Ruling against Truth: NIFLA v. Becerra
This post originally appeared on TheHumanist.com.
On Tuesday, June 26, the Supreme Court ruled against women, against evidence- and science-based healthcare, and against truth. In a highly contested 5-4 vote, the justices decided in favor of the National Institute of Family and Life Advocates (NIFLA). The court said that the California Reproductive Freedom, Accountability, Comprehensive Care, and Transparency Act (the “FACT” Act) violated the First Amendment, and that NIFLA’s free speech and free exercise rights were infringed upon with this act. The FACT Act required all state-licensed clinics to provide information about a range of family planning services, including the telephone numbers of abortion providers, and to do so in thirteen languages, while requiring unlicensed clinics, including those sponsored by NIFLA, to provide the same abortion services information and declare that they were unlicensed and not true medical providers. Justice Clarence Thomas, writing on behalf of the majority, decided that the notices are a “content-based regulation of speech” and that requiring clinics that oppose abortion to give information about the procedure “alters the content” of these clinics’ speech enough to violate the First Amendment.
The clinics supported by NIFLA are commonly called crisis pregnancy centers and are almost always run by “pro-life” religious groups. These centers routinely target low-income women, shaming, pressuring, and misleading them into carrying their fetuses to full term. CPCs pretend to offer the “full range” of family planning services and appear to be an attractive alternative to state-sponsored family planning services for women who are unexpectedly pregnant but are maybe unsure about getting an abortion. However, what crisis pregnancy centers don’t tell the women they claim to serve is that they’re often not licensed and not staffed by real, credentialed medical doctors. Furthermore, as part of their “religious mission” against abortion, these CPCs often spread lies that abortion causes breast cancer or that women who have abortions will never be able to conceive again. They play with vulnerable women’s emotions by showing them ultrasounds of their fetuses, asking if they want to hear the fetus’s heartbeat, telling them the sex of the fetus when the women have not asked for it, and going so far as to flat-out lie to their clients about how far along they are in their pregnancies, falsely pushing the date back so that when women go back to these CPCs or a true medical doctor for follow-up appointments, they’re too far along to legally get an abortion. No wonder California enacted the FACT Act.
Ironically, the CPCs won their argument on free speech grounds. California argued that it could require medical centers to provide abortion information as a form of “professional speech,” a category that allows states to require doctors and medical professionals to disclose other ethical and legal information. However, Justices Thomas and Kennedy disagreed. They thought the state was unfairly targeting these fake clinics “on the basis of their religious beliefs.” But it seems to me as though the religious beliefs of CPC donors and staff interfere with the state’s ability to safeguard public health.

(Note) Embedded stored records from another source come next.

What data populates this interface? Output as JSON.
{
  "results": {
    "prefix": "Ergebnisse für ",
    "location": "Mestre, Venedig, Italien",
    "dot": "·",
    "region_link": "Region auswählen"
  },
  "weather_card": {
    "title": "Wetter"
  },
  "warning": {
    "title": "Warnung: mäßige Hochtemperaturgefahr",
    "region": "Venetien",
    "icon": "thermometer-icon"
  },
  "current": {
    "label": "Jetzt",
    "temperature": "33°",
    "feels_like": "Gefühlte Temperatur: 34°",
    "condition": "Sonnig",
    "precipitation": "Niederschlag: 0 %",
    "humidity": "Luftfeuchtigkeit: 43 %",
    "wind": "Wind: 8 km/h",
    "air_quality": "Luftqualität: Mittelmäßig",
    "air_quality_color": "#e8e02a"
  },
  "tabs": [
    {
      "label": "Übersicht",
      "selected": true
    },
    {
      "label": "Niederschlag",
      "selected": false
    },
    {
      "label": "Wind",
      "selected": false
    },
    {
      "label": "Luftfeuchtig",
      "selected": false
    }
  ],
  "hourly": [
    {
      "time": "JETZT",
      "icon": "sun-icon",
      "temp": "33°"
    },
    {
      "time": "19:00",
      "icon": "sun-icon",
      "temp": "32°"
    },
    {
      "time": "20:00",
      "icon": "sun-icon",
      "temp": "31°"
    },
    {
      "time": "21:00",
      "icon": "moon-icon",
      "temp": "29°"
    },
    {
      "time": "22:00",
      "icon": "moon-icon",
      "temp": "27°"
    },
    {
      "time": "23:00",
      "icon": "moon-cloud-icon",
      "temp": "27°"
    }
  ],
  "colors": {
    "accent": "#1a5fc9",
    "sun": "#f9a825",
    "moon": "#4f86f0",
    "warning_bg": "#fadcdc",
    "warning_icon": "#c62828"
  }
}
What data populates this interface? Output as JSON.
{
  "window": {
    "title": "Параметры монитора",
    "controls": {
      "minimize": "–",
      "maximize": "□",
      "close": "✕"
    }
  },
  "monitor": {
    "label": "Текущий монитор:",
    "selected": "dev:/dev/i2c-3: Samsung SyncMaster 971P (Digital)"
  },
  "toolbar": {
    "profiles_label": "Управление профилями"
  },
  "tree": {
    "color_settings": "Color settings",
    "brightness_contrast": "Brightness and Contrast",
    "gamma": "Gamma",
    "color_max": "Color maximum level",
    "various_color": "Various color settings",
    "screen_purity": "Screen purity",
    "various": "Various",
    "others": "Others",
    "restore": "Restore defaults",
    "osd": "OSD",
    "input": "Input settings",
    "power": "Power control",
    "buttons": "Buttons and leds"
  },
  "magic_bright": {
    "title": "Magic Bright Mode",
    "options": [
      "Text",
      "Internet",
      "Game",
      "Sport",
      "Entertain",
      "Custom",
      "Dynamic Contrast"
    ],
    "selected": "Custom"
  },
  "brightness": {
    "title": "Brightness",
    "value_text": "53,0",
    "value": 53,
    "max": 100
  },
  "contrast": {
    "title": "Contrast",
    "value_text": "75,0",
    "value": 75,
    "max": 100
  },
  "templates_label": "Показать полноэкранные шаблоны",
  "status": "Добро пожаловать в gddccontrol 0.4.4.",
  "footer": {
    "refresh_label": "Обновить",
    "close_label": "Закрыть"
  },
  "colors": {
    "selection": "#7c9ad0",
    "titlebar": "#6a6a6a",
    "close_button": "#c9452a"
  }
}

To best protect public health, the state has a duty to make sure its constituents are as informed as possible. This includes providing information that may make certain religious adherents uncomfortable. But the state can do that because the First Amendment also states that “Congress shall make no law respecting the establishment of religion.” However, by ruling that CPCs can take religiously motivated actions and not disclose certain essential health facts because it would violate their freedom of expression according to their religious beliefs, it seems like the Supreme Court is giving Congress free rein to “respect the establishment of religion.” In his concurring opinion, Kennedy wrote that the FACT Act “is a paradigmatic example of the serious threat presented when government seeks to impose its own message in the place of individual speech, thought, and expression.” But by being allowed to operate and use their religious beliefs to restrict women’s access to information, the government is instead letting NIFLA “impose its own message in the place of individual speech, thought, and expression.”
Although this case was framed as a free speech case, it’s also an Establishment Clause case, and therefore a humanist case. By letting so-called “medical professionals” use their religious beliefs to obstruct the advancement of public health, the Supreme Court has knocked down quite a few bricks of the now-shaky wall between church and state. Regardless of your feelings about abortion, we humanists have a responsibility to ensure that people’s personal religious beliefs do not affect the proper functioning of the state. Therefore we must fight back against these CPCs and make sure religious advocacy doesn’t prevent women from getting the information they need to make the best decisions possible for their bodies and their lives.